→ **Your objective**: Reading the records below, find how many lines include the word "Users" and give that number alone.

Data records for software interfaces
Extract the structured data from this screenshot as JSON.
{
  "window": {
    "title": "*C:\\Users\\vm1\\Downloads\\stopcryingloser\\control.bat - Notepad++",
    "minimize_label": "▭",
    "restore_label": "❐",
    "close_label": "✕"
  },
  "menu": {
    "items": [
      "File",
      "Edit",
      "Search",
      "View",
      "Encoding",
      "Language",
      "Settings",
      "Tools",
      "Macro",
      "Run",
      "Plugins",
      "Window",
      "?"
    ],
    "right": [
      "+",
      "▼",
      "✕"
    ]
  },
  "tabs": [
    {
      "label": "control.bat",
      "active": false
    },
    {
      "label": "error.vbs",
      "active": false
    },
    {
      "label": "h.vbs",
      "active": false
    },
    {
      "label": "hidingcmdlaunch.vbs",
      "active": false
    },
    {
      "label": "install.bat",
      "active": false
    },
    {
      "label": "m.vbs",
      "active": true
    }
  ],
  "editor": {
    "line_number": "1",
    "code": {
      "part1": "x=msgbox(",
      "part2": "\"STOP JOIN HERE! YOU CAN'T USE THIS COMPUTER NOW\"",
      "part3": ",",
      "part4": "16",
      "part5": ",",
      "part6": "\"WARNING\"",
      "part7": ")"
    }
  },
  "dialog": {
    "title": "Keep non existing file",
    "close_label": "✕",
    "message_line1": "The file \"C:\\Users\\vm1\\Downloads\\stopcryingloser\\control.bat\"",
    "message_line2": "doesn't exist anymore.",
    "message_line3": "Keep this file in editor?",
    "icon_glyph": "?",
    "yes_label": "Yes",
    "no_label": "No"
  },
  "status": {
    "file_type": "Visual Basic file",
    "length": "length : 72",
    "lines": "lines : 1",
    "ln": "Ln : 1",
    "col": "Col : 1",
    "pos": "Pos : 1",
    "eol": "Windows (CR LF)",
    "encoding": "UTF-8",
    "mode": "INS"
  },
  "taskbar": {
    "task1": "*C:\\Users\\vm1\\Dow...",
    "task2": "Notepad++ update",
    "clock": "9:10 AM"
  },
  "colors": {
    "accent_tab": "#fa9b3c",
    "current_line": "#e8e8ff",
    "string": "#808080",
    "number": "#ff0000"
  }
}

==

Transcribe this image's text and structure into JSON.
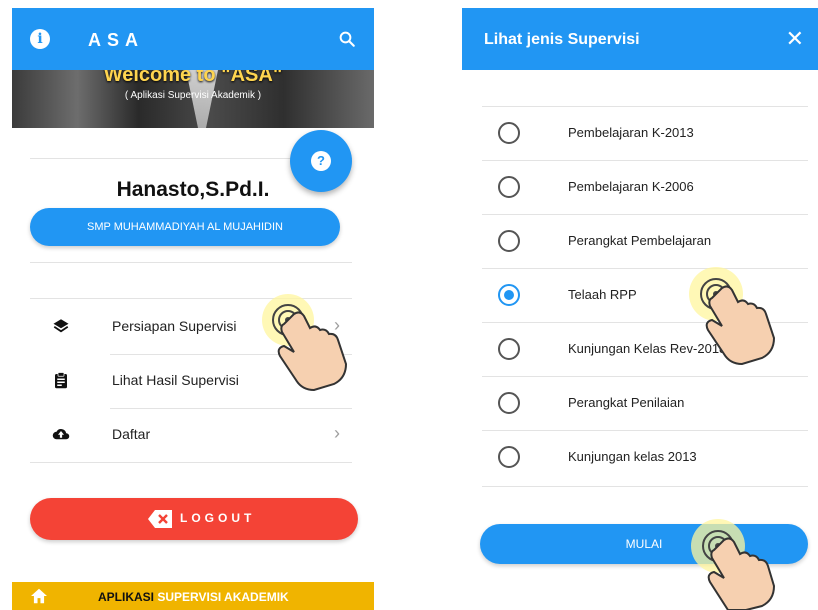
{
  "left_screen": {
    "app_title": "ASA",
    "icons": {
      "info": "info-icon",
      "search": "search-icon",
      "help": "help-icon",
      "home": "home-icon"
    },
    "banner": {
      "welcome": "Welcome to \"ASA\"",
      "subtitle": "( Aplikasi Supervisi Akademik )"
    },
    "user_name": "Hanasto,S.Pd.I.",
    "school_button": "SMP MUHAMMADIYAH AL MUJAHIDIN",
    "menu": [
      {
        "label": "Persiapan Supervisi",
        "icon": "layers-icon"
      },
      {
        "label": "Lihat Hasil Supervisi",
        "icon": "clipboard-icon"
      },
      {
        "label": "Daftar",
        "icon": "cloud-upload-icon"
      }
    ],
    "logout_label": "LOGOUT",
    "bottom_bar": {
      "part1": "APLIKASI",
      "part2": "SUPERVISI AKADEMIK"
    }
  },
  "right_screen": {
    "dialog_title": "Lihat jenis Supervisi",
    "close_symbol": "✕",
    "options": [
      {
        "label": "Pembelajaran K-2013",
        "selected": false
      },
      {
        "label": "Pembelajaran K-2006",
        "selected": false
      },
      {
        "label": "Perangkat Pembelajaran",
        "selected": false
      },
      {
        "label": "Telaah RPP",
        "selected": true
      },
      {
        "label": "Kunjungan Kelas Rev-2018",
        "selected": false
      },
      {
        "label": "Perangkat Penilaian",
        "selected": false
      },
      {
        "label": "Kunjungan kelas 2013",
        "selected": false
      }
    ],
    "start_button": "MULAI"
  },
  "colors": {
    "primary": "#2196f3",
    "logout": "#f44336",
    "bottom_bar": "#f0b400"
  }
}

→ **Completed task**: 3